And thus a coin from 1259 was found in the cave that, Raviv notes, had a small spring inside. The cave was also conveniently located on the Mongols’ route to the Jordan Valley. And probably in the course of their raids, one route they took passed just a few kilometers from the cave where people were quaking – and losing their coins in the dark.
You can’t schlep a bowl while you’re fleeing
Once you clamber down the shaft, you’ll see two chambers to the left and two to the right. The coins were found chiefly in the inner chambers.
Coinage is believed to have emerged around 2,600 years ago in Lydia in what is now western Turkey. This renders the fourth-century-B.C.E. Phoenician half shekel featuring a war-galley on one side, found in the cave, an early example of currency.
The survey also found two drachms minted in the East, at least one of them in Babylon from about 325 B.C.E. There were also two bronze coins from the Early Roman period, and 22 Islamic-era coins, all but one made of bronze, from the 13th and 14th centuries.
“For the 14th century it is only possible to point to general political instability,” Raviv and the team say in their paper, but regarding the 13th century collection, there’s ample evidence of fighting in the central hill country. The region was already in turmoil, and then the Mongols added to the stew – until the fateful battle they lost at Ain Jalut on September 3, 1260.
“Nobody thought the Mamluks could win at Ain Jalut, especially after the Mongols conquered Baghdad,” Lewis says. Which begs the question of why the mighty Mongols did lose.
The answer boils down to intra-Mongol power struggles. Hulegu indeed advanced toward Palestine from Syria heading a major force in early 1260, but he got no further south than Aleppo before heading home with most of his force. He left behind a garrison to control Syria and the Levant until he could return and revive his ambition to conquer Egypt.
Why did he do this? “Some modern scholars have suggested logistical reasons: Syria just didn’t have enough pastureland for an army composed of maybe 100,000 cavalrymen,” Amitai says.
But mainly, the Great Khan Mongke, Hulegu’s brother, died, triggering a succession struggle pitting Hulegu against his cousins, leaders of the Mongol entity in southern Russia and the Ukraine – what would be later known as the Golden Horde. And indeed an internecine battle over the Great Khanship ensued in the winter of 1261-2 in Azerbaijan.
Taking perhaps 100,000 men with him, Hulegu left behind only about 10,000 to 16,000 fighters in the Levant. If he hadn’t, history would probably look quite different, Lewis surmises.
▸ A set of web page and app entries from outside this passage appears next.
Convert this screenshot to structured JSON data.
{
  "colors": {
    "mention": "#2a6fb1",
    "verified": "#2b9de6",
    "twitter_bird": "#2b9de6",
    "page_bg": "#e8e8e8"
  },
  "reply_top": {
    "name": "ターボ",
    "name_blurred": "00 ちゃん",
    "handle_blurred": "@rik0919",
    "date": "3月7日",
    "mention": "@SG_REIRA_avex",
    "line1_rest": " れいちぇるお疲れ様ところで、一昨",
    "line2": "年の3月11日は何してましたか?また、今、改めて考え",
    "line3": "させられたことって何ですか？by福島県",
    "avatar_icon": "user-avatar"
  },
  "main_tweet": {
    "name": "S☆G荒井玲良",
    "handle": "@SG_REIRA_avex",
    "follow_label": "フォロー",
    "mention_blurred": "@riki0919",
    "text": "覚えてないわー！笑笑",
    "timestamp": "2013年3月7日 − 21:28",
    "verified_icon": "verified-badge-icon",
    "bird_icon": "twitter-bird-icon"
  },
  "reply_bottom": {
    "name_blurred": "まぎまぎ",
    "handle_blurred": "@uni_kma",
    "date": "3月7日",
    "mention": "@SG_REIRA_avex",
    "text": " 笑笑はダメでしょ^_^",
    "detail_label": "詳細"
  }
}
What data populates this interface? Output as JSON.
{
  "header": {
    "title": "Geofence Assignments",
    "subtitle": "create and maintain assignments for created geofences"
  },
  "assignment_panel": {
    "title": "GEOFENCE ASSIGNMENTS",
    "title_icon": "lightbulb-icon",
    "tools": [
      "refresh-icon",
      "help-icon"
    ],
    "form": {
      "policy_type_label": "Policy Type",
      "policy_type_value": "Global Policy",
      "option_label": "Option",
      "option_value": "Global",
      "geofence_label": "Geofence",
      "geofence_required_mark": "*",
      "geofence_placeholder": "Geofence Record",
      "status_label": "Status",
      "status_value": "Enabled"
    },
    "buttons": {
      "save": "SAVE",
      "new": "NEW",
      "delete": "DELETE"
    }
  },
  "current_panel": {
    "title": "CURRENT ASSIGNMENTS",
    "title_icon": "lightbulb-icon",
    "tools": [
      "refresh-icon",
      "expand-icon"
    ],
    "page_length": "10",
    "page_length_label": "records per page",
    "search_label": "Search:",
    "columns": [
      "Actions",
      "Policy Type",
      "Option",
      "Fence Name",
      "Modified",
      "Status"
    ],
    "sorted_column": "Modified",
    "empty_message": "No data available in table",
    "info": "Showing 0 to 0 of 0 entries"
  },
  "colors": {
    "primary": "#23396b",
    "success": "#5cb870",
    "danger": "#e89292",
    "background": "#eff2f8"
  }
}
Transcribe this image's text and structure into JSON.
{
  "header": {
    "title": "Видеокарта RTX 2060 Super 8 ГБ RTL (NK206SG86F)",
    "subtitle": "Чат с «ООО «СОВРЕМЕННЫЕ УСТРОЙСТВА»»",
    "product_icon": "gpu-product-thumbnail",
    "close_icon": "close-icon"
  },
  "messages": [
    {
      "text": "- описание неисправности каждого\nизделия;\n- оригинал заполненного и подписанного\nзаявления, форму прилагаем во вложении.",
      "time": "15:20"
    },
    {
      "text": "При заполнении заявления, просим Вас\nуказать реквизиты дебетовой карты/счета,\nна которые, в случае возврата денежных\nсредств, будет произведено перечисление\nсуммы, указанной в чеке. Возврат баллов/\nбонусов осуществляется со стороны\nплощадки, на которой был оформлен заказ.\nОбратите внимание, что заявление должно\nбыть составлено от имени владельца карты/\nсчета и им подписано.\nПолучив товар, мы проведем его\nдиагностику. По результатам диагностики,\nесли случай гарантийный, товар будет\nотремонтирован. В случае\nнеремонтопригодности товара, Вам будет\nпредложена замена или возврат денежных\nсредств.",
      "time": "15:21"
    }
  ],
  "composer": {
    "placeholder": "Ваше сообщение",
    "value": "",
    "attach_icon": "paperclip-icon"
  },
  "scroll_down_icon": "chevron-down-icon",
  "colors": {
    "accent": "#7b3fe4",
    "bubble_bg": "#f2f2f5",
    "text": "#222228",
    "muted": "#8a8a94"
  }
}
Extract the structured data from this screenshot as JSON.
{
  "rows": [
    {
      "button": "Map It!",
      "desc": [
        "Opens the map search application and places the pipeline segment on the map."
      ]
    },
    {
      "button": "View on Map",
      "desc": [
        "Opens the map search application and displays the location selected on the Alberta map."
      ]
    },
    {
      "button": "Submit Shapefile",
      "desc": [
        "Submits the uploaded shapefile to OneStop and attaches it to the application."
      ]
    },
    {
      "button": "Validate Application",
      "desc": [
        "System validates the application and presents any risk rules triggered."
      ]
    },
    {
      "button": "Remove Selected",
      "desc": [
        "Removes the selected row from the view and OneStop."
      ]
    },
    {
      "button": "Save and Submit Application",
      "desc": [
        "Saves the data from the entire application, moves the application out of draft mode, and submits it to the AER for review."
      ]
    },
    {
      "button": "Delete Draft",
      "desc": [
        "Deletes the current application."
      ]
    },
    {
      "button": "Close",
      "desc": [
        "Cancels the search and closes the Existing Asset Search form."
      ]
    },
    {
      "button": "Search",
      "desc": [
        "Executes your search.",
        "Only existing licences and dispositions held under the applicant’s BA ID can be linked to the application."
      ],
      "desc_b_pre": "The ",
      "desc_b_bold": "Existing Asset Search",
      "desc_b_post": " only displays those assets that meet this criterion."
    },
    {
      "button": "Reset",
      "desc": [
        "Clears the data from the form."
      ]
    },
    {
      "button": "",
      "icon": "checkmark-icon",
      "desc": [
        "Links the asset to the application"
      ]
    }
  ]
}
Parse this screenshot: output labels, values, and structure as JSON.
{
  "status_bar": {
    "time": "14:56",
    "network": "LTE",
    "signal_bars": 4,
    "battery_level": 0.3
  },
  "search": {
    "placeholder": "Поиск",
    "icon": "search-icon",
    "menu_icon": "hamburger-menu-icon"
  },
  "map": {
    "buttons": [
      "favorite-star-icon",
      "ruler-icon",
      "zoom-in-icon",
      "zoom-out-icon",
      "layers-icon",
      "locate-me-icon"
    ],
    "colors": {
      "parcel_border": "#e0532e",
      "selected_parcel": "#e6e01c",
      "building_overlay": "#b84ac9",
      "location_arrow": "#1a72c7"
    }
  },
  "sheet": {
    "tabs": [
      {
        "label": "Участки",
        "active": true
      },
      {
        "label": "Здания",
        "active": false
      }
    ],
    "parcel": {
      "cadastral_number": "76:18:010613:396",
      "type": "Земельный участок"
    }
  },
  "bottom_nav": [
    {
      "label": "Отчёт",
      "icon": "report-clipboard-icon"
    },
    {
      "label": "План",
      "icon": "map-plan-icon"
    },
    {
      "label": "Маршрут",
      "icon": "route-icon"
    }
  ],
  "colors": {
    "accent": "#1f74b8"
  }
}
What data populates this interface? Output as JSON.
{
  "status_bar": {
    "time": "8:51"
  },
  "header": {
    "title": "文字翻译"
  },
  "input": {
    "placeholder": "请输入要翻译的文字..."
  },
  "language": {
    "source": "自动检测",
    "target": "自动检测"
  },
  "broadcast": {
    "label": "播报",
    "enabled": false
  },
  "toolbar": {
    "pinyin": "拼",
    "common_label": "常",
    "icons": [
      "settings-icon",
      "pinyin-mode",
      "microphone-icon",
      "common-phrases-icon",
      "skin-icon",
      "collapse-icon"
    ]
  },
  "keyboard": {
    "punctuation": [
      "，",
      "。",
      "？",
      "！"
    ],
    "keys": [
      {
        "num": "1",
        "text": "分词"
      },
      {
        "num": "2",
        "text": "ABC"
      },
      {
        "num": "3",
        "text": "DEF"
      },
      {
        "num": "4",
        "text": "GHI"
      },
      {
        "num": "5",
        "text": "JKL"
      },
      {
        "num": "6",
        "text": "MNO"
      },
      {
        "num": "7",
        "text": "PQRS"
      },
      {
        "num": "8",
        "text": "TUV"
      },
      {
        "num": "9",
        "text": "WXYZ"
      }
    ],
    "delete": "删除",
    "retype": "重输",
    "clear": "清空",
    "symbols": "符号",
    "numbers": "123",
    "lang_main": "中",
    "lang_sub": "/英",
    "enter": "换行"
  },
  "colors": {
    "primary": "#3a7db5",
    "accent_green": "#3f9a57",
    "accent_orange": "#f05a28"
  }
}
Note that the el-Janab may have had uses in addition to quailing in quiet as armed hordes rode by. It may have been a place for short habitation too, such as secret rituals.
Raviv stresses that all we know is where the cave is, how it’s structured and how hard it is to access parts where finds were made. Archaeologists also know of other caves that seem to have been used for ritual purposes in prehistory, like the Nahal Heimar cave in the southern Judean Desert, where stone masks were found from the Neolithic period.
Of course we don’t know what people were doing with stone masks 9,000 years ago, and el-Janab is more characterized by pottery: storage pots and cooking pots. With lids.
“Use of closable pots represents storage,” Raviv says. “In the context of caves, lidded pots represent refugees. You won’t take a bowl to the cave if you’re fleeing [because everything will spill]. You want to take food, so you take a relatively big pot – not too big, though; you have to carry it. In other work we noted that no big pithoi [clay vessels] were found in the cave from the Iron Age, but we did find cooking pots with lids.”
As the Mongols bore down, probably anyone with means escaped Samaria to Egypt. Maybe some Muslims sought shelter under the wing of the Crusaders, and those short of means probably hid in places like el-Janab. But, Lewis points out, the Mamluks not only made history in causing the Mongols to retreat: they showed that if you overcome your greatest fears, you can overcome your enemies.